[Items listed in a dataset]
*-*-*

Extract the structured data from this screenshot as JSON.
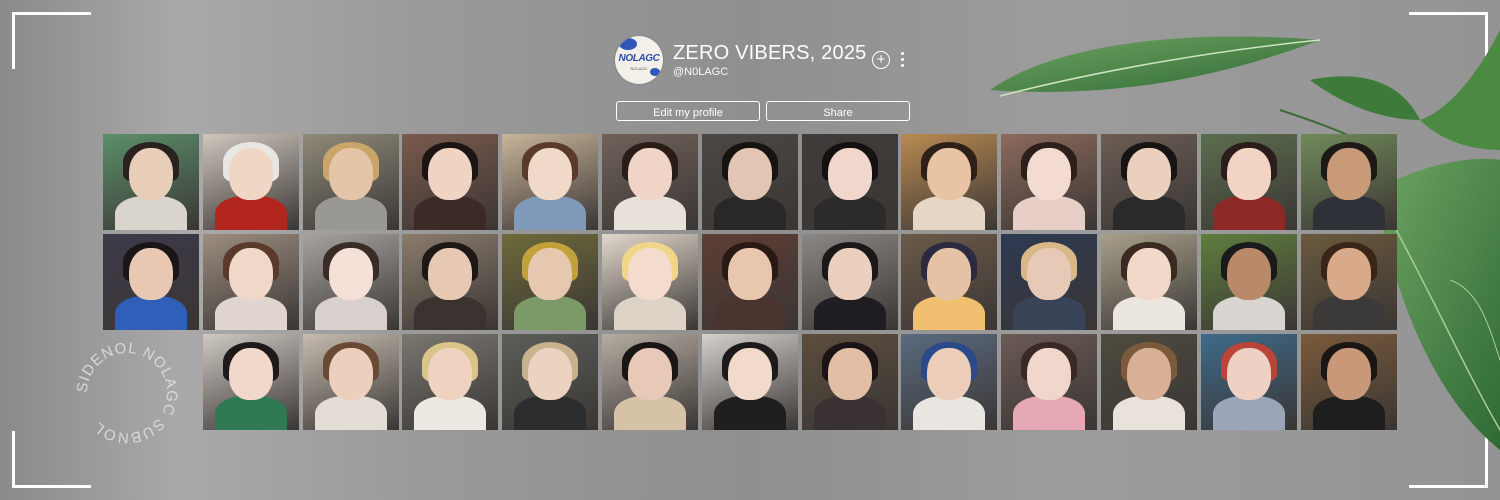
{
  "profile": {
    "title": "ZERO VIBERS, 2025",
    "handle": "@N0LAGC",
    "avatar_logo": "NOLAGC",
    "avatar_sub": "NOLAGC",
    "edit_label": "Edit my profile",
    "share_label": "Share"
  },
  "icons": {
    "add": "plus-circle-icon",
    "more": "vertical-ellipsis-icon"
  },
  "circle_text": "SIDENOL NOLAGC SUBNOL",
  "colors": {
    "accent": "#ffffff",
    "background": "#9a9a9a",
    "leaf": "#4f8a45"
  },
  "photos": [
    {
      "bg": "#5b8f6a",
      "hair": "#2a2220",
      "skin": "#e8cdb9",
      "body": "#d9d4cc"
    },
    {
      "bg": "#cfc6bd",
      "hair": "#e8e6e2",
      "skin": "#efd6c5",
      "body": "#b3261e"
    },
    {
      "bg": "#8f8a7a",
      "hair": "#c9a56a",
      "skin": "#e5c5a8",
      "body": "#9a9895"
    },
    {
      "bg": "#7a5a4c",
      "hair": "#1c1514",
      "skin": "#efd3c3",
      "body": "#3d2a26"
    },
    {
      "bg": "#c8b49a",
      "hair": "#5a3a28",
      "skin": "#f0d9c8",
      "body": "#7e9ab8"
    },
    {
      "bg": "#6f625a",
      "hair": "#2a1d18",
      "skin": "#f0d5c6",
      "body": "#e7e1da"
    },
    {
      "bg": "#4a4845",
      "hair": "#161311",
      "skin": "#e2c6b3",
      "body": "#2a2826"
    },
    {
      "bg": "#3f3c3a",
      "hair": "#151111",
      "skin": "#f1d7cb",
      "body": "#2c2a2a"
    },
    {
      "bg": "#b98a52",
      "hair": "#2c2018",
      "skin": "#e8c3a4",
      "body": "#e5d6c6"
    },
    {
      "bg": "#8c6a5c",
      "hair": "#2e1f1a",
      "skin": "#f3dbd1",
      "body": "#e7cfc8"
    },
    {
      "bg": "#6b5d54",
      "hair": "#181413",
      "skin": "#ecd0be",
      "body": "#2a2a2a"
    },
    {
      "bg": "#5c6e4e",
      "hair": "#2a1d1b",
      "skin": "#f1d4c4",
      "body": "#8e2a26"
    },
    {
      "bg": "#718a5a",
      "hair": "#1d1917",
      "skin": "#c89a78",
      "body": "#2e3238"
    },
    {
      "bg": "#3d3a4a",
      "hair": "#1a1516",
      "skin": "#e8c7b3",
      "body": "#2f5fb8"
    },
    {
      "bg": "#9c8d80",
      "hair": "#5a3a2a",
      "skin": "#f0d8c9",
      "body": "#e0d6cf"
    },
    {
      "bg": "#a7a3a0",
      "hair": "#3a2b27",
      "skin": "#f4e0d6",
      "body": "#d8d0cc"
    },
    {
      "bg": "#8a7c6c",
      "hair": "#1d1816",
      "skin": "#e7c8b2",
      "body": "#3a3330"
    },
    {
      "bg": "#6e6a3a",
      "hair": "#c2a03a",
      "skin": "#e6c8b0",
      "body": "#7a9a68"
    },
    {
      "bg": "#e2d8cc",
      "hair": "#f1d68a",
      "skin": "#f3dccb",
      "body": "#ddd2c6"
    },
    {
      "bg": "#5e3e34",
      "hair": "#2a1a16",
      "skin": "#e9c6ae",
      "body": "#4a3430"
    },
    {
      "bg": "#8a8784",
      "hair": "#1c1818",
      "skin": "#ecd0bf",
      "body": "#1e1e22"
    },
    {
      "bg": "#6b5a48",
      "hair": "#2b2a40",
      "skin": "#e5c2a6",
      "body": "#f0c070"
    },
    {
      "bg": "#2d3a52",
      "hair": "#d8b888",
      "skin": "#e6c9b6",
      "body": "#3a4458"
    },
    {
      "bg": "#a8a08a",
      "hair": "#3a2a22",
      "skin": "#f1d8c8",
      "body": "#ece6e0"
    },
    {
      "bg": "#5f7e3e",
      "hair": "#1a1a1a",
      "skin": "#b88a6a",
      "body": "#d8d4cf"
    },
    {
      "bg": "#6a5a3e",
      "hair": "#3a2618",
      "skin": "#d9aa8a",
      "body": "#3b3a38"
    },
    {
      "bg": "#cfc9c3",
      "hair": "#1e1a19",
      "skin": "#f0d8ca",
      "body": "#2f7a54"
    },
    {
      "bg": "#c6bcb0",
      "hair": "#6a4a36",
      "skin": "#edcfbd",
      "body": "#e3ddd5"
    },
    {
      "bg": "#7a7670",
      "hair": "#d9c48a",
      "skin": "#efd3c0",
      "body": "#ece8e2"
    },
    {
      "bg": "#5a5e58",
      "hair": "#c8b28e",
      "skin": "#ecd2c0",
      "body": "#2c2d2e"
    },
    {
      "bg": "#b6aca2",
      "hair": "#1a1616",
      "skin": "#e8c9b8",
      "body": "#d6c2a6"
    },
    {
      "bg": "#d4d0cc",
      "hair": "#1c1a1a",
      "skin": "#f1d9cb",
      "body": "#1f1f1f"
    },
    {
      "bg": "#5c4e3e",
      "hair": "#1c1414",
      "skin": "#e2bfa4",
      "body": "#3a3232"
    },
    {
      "bg": "#5a6a80",
      "hair": "#2a4a8a",
      "skin": "#ebcdb9",
      "body": "#e9e6e2"
    },
    {
      "bg": "#6a5a56",
      "hair": "#3a2a26",
      "skin": "#f1d6cb",
      "body": "#e7a8b6"
    },
    {
      "bg": "#4e4a3e",
      "hair": "#7a5a3a",
      "skin": "#d8b096",
      "body": "#e8e2da"
    },
    {
      "bg": "#3e6a8a",
      "hair": "#b8443a",
      "skin": "#efd1c4",
      "body": "#9aa6b8"
    },
    {
      "bg": "#7a5a3a",
      "hair": "#1a1616",
      "skin": "#c89878",
      "body": "#1e1e1e"
    }
  ]
}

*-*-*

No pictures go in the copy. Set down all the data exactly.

### Problem solution
Extract the structured data from this screenshot as JSON.
{
  "profile": {
    "title": "ZERO VIBERS, 2025",
    "handle": "@N0LAGC",
    "avatar_logo": "NOLAGC",
    "avatar_sub": "NOLAGC",
    "edit_label": "Edit my profile",
    "share_label": "Share"
  },
  "icons": {
    "add": "plus-circle-icon",
    "more": "vertical-ellipsis-icon"
  },
  "circle_text": "SIDENOL NOLAGC SUBNOL",
  "colors": {
    "accent": "#ffffff",
    "background": "#9a9a9a",
    "leaf": "#4f8a45"
  },
  "photos": [
    {
      "bg": "#5b8f6a",
      "hair": "#2a2220",
      "skin": "#e8cdb9",
      "body": "#d9d4cc"
    },
    {
      "bg": "#cfc6bd",
      "hair": "#e8e6e2",
      "skin": "#efd6c5",
      "body": "#b3261e"
    },
    {
      "bg": "#8f8a7a",
      "hair": "#c9a56a",
      "skin": "#e5c5a8",
      "body": "#9a9895"
    },
    {
      "bg": "#7a5a4c",
      "hair": "#1c1514",
      "skin": "#efd3c3",
      "body": "#3d2a26"
    },
    {
      "bg": "#c8b49a",
      "hair": "#5a3a28",
      "skin": "#f0d9c8",
      "body": "#7e9ab8"
    },
    {
      "bg": "#6f625a",
      "hair": "#2a1d18",
      "skin": "#f0d5c6",
      "body": "#e7e1da"
    },
    {
      "bg": "#4a4845",
      "hair": "#161311",
      "skin": "#e2c6b3",
      "body": "#2a2826"
    },
    {
      "bg": "#3f3c3a",
      "hair": "#151111",
      "skin": "#f1d7cb",
      "body": "#2c2a2a"
    },
    {
      "bg": "#b98a52",
      "hair": "#2c2018",
      "skin": "#e8c3a4",
      "body": "#e5d6c6"
    },
    {
      "bg": "#8c6a5c",
      "hair": "#2e1f1a",
      "skin": "#f3dbd1",
      "body": "#e7cfc8"
    },
    {
      "bg": "#6b5d54",
      "hair": "#181413",
      "skin": "#ecd0be",
      "body": "#2a2a2a"
    },
    {
      "bg": "#5c6e4e",
      "hair": "#2a1d1b",
      "skin": "#f1d4c4",
      "body": "#8e2a26"
    },
    {
      "bg": "#718a5a",
      "hair": "#1d1917",
      "skin": "#c89a78",
      "body": "#2e3238"
    },
    {
      "bg": "#3d3a4a",
      "hair": "#1a1516",
      "skin": "#e8c7b3",
      "body": "#2f5fb8"
    },
    {
      "bg": "#9c8d80",
      "hair": "#5a3a2a",
      "skin": "#f0d8c9",
      "body": "#e0d6cf"
    },
    {
      "bg": "#a7a3a0",
      "hair": "#3a2b27",
      "skin": "#f4e0d6",
      "body": "#d8d0cc"
    },
    {
      "bg": "#8a7c6c",
      "hair": "#1d1816",
      "skin": "#e7c8b2",
      "body": "#3a3330"
    },
    {
      "bg": "#6e6a3a",
      "hair": "#c2a03a",
      "skin": "#e6c8b0",
      "body": "#7a9a68"
    },
    {
      "bg": "#e2d8cc",
      "hair": "#f1d68a",
      "skin": "#f3dccb",
      "body": "#ddd2c6"
    },
    {
      "bg": "#5e3e34",
      "hair": "#2a1a16",
      "skin": "#e9c6ae",
      "body": "#4a3430"
    },
    {
      "bg": "#8a8784",
      "hair": "#1c1818",
      "skin": "#ecd0bf",
      "body": "#1e1e22"
    },
    {
      "bg": "#6b5a48",
      "hair": "#2b2a40",
      "skin": "#e5c2a6",
      "body": "#f0c070"
    },
    {
      "bg": "#2d3a52",
      "hair": "#d8b888",
      "skin": "#e6c9b6",
      "body": "#3a4458"
    },
    {
      "bg": "#a8a08a",
      "hair": "#3a2a22",
      "skin": "#f1d8c8",
      "body": "#ece6e0"
    },
    {
      "bg": "#5f7e3e",
      "hair": "#1a1a1a",
      "skin": "#b88a6a",
      "body": "#d8d4cf"
    },
    {
      "bg": "#6a5a3e",
      "hair": "#3a2618",
      "skin": "#d9aa8a",
      "body": "#3b3a38"
    },
    {
      "bg": "#cfc9c3",
      "hair": "#1e1a19",
      "skin": "#f0d8ca",
      "body": "#2f7a54"
    },
    {
      "bg": "#c6bcb0",
      "hair": "#6a4a36",
      "skin": "#edcfbd",
      "body": "#e3ddd5"
    },
    {
      "bg": "#7a7670",
      "hair": "#d9c48a",
      "skin": "#efd3c0",
      "body": "#ece8e2"
    },
    {
      "bg": "#5a5e58",
      "hair": "#c8b28e",
      "skin": "#ecd2c0",
      "body": "#2c2d2e"
    },
    {
      "bg": "#b6aca2",
      "hair": "#1a1616",
      "skin": "#e8c9b8",
      "body": "#d6c2a6"
    },
    {
      "bg": "#d4d0cc",
      "hair": "#1c1a1a",
      "skin": "#f1d9cb",
      "body": "#1f1f1f"
    },
    {
      "bg": "#5c4e3e",
      "hair": "#1c1414",
      "skin": "#e2bfa4",
      "body": "#3a3232"
    },
    {
      "bg": "#5a6a80",
      "hair": "#2a4a8a",
      "skin": "#ebcdb9",
      "body": "#e9e6e2"
    },
    {
      "bg": "#6a5a56",
      "hair": "#3a2a26",
      "skin": "#f1d6cb",
      "body": "#e7a8b6"
    },
    {
      "bg": "#4e4a3e",
      "hair": "#7a5a3a",
      "skin": "#d8b096",
      "body": "#e8e2da"
    },
    {
      "bg": "#3e6a8a",
      "hair": "#b8443a",
      "skin": "#efd1c4",
      "body": "#9aa6b8"
    },
    {
      "bg": "#7a5a3a",
      "hair": "#1a1616",
      "skin": "#c89878",
      "body": "#1e1e1e"
    }
  ]
}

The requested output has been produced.